_Page and application data records_
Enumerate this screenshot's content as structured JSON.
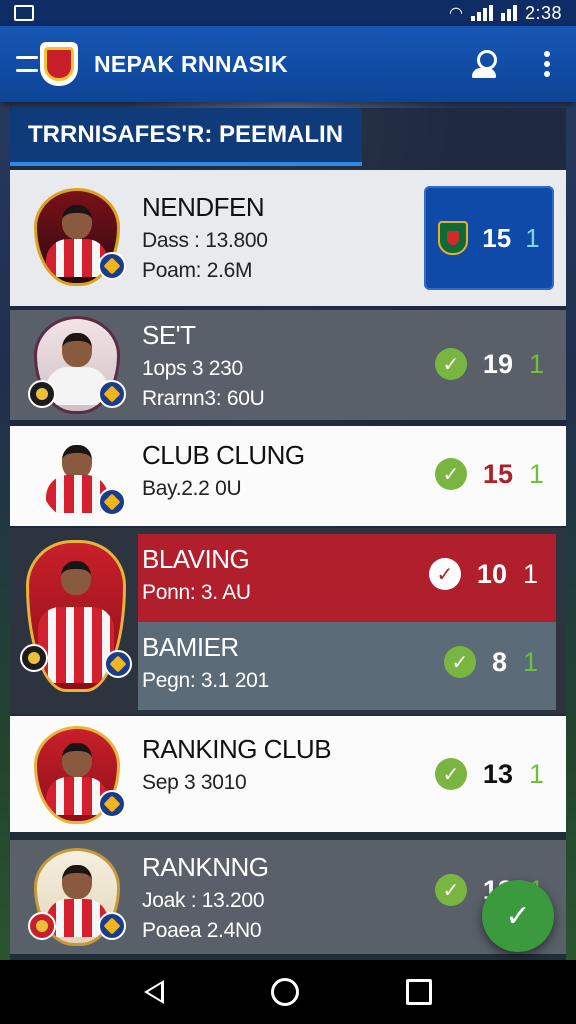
{
  "status_bar": {
    "time": "2:38"
  },
  "app_bar": {
    "title": "NEPAK RNNASIK"
  },
  "section": {
    "title": "TRRNISAFES'R: PEEMALIN"
  },
  "rows": [
    {
      "name": "NENDFEN",
      "line1": "Dass : 13.800",
      "line2": "Poam: 2.6M",
      "score_a": "15",
      "score_b": "1"
    },
    {
      "name": "SE'T",
      "line1": "1ops 3 230",
      "line2": "Rrarnn3: 60U",
      "score_a": "19",
      "score_b": "1"
    },
    {
      "name": "CLUB CLUNG",
      "line1": "Bay.2.2 0U",
      "score_a": "15",
      "score_b": "1"
    },
    {
      "name": "BLAVING",
      "line1": "Ponn: 3. AU",
      "score_a": "10",
      "score_b": "1"
    },
    {
      "name": "BAMIER",
      "line1": "Pegn: 3.1 201",
      "score_a": "8",
      "score_b": "1"
    },
    {
      "name": "RANKING CLUB",
      "line1": "Sep 3 3010",
      "score_a": "13",
      "score_b": "1"
    },
    {
      "name": "RANKNNG",
      "line1": "Joak : 13.200",
      "line2": "Poaea 2.4N0",
      "score_a": "13",
      "score_b": "1"
    }
  ],
  "icons": {
    "check": "✓",
    "fab": "✓"
  },
  "colors": {
    "app_bar": "#1657b4",
    "highlight_red": "#b01f2b",
    "accent_green": "#79b540",
    "score_box": "#0f4aa8"
  }
}
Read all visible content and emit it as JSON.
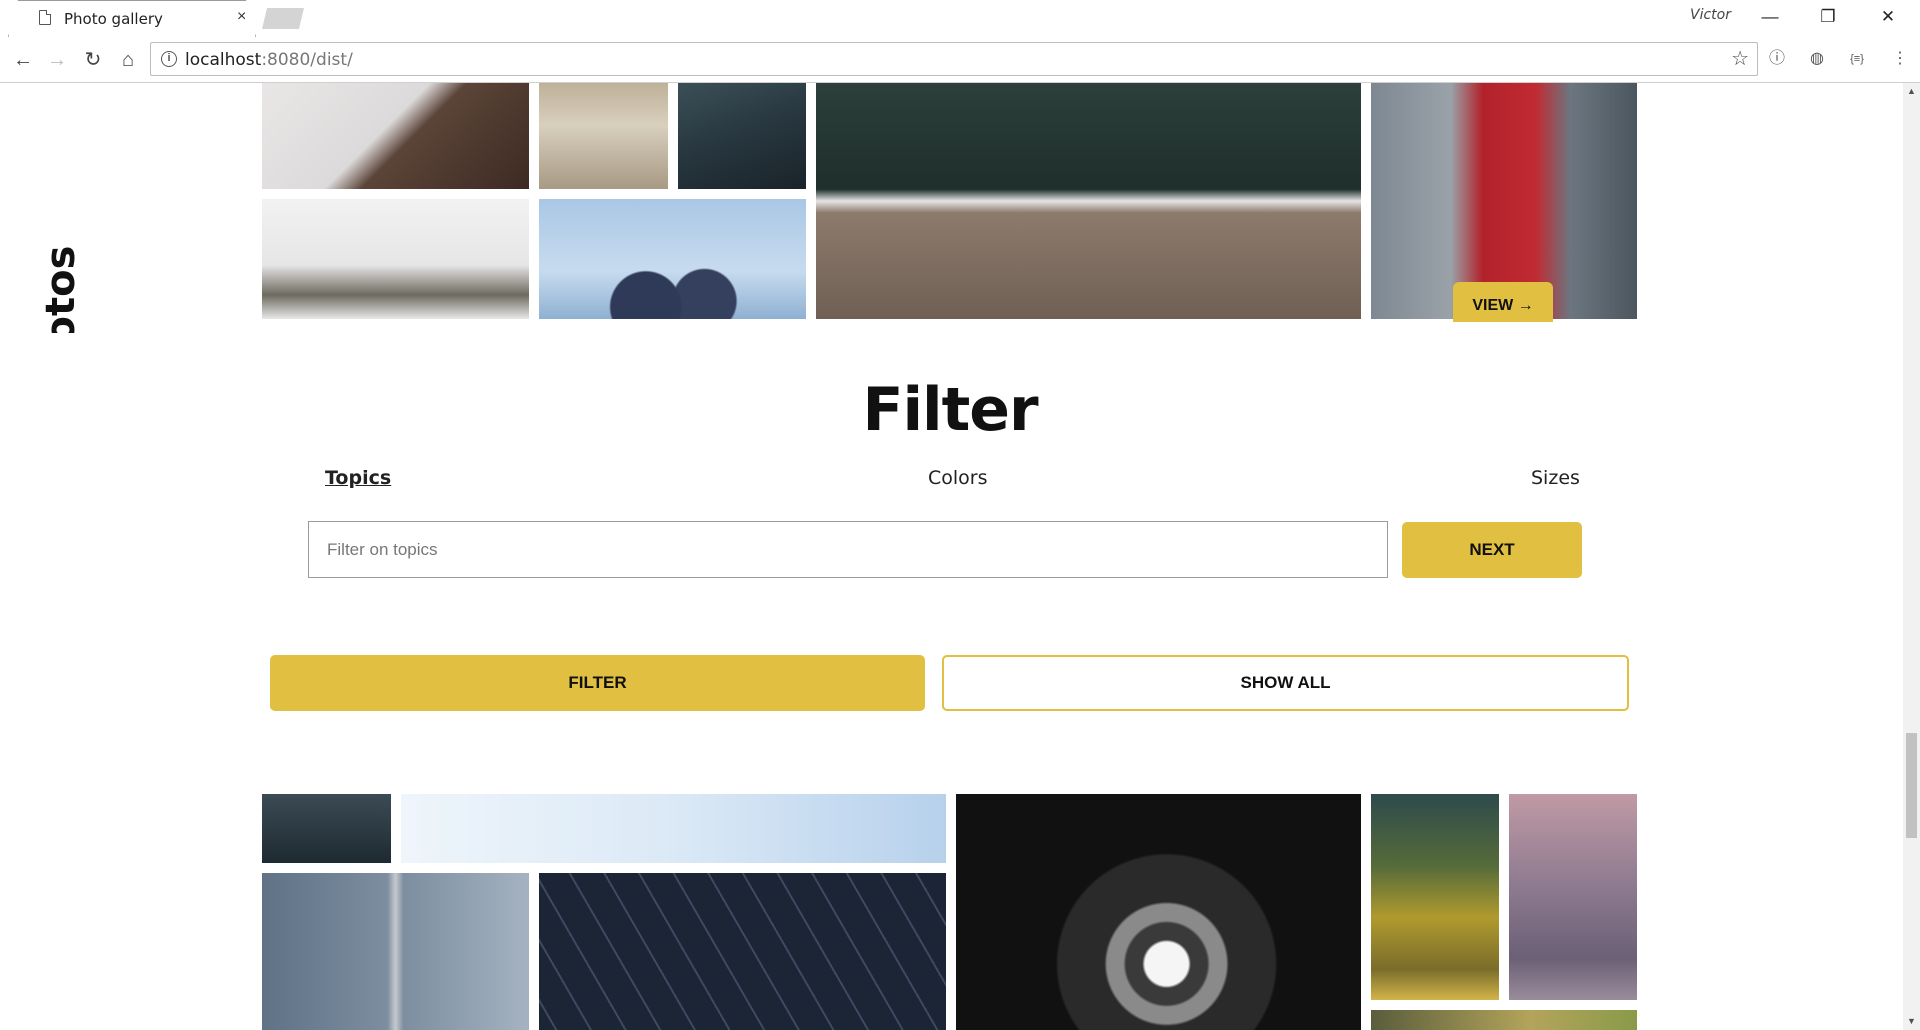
{
  "browser": {
    "tab_title": "Photo gallery",
    "tab_close": "×",
    "user": "Victor",
    "url_host": "localhost",
    "url_path": ":8080/dist/",
    "window_controls": {
      "minimize": "—",
      "restore": "❐",
      "close": "✕"
    },
    "icons": [
      "page-icon",
      "back-icon",
      "forward-icon",
      "reload-icon",
      "home-icon",
      "info-icon",
      "star-icon",
      "extension-icon"
    ]
  },
  "page": {
    "side_label": "n photos",
    "view_button": "VIEW →",
    "filter_heading": "Filter",
    "filter_tabs": [
      {
        "label": "Topics",
        "active": true
      },
      {
        "label": "Colors",
        "active": false
      },
      {
        "label": "Sizes",
        "active": false
      }
    ],
    "filter_input_placeholder": "Filter on topics",
    "next_button": "NEXT",
    "filter_button": "FILTER",
    "show_all_button": "SHOW ALL"
  },
  "colors": {
    "accent": "#e1bf41",
    "text": "#111111"
  }
}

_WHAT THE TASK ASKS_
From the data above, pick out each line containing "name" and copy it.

_FINISHED EXERCISE_
      "name": "NENDFEN",
      "name": "SE'T",
      "name": "CLUB CLUNG",
      "name": "BLAVING",
      "name": "BAMIER",
      "name": "RANKING CLUB",
      "name": "RANKNNG",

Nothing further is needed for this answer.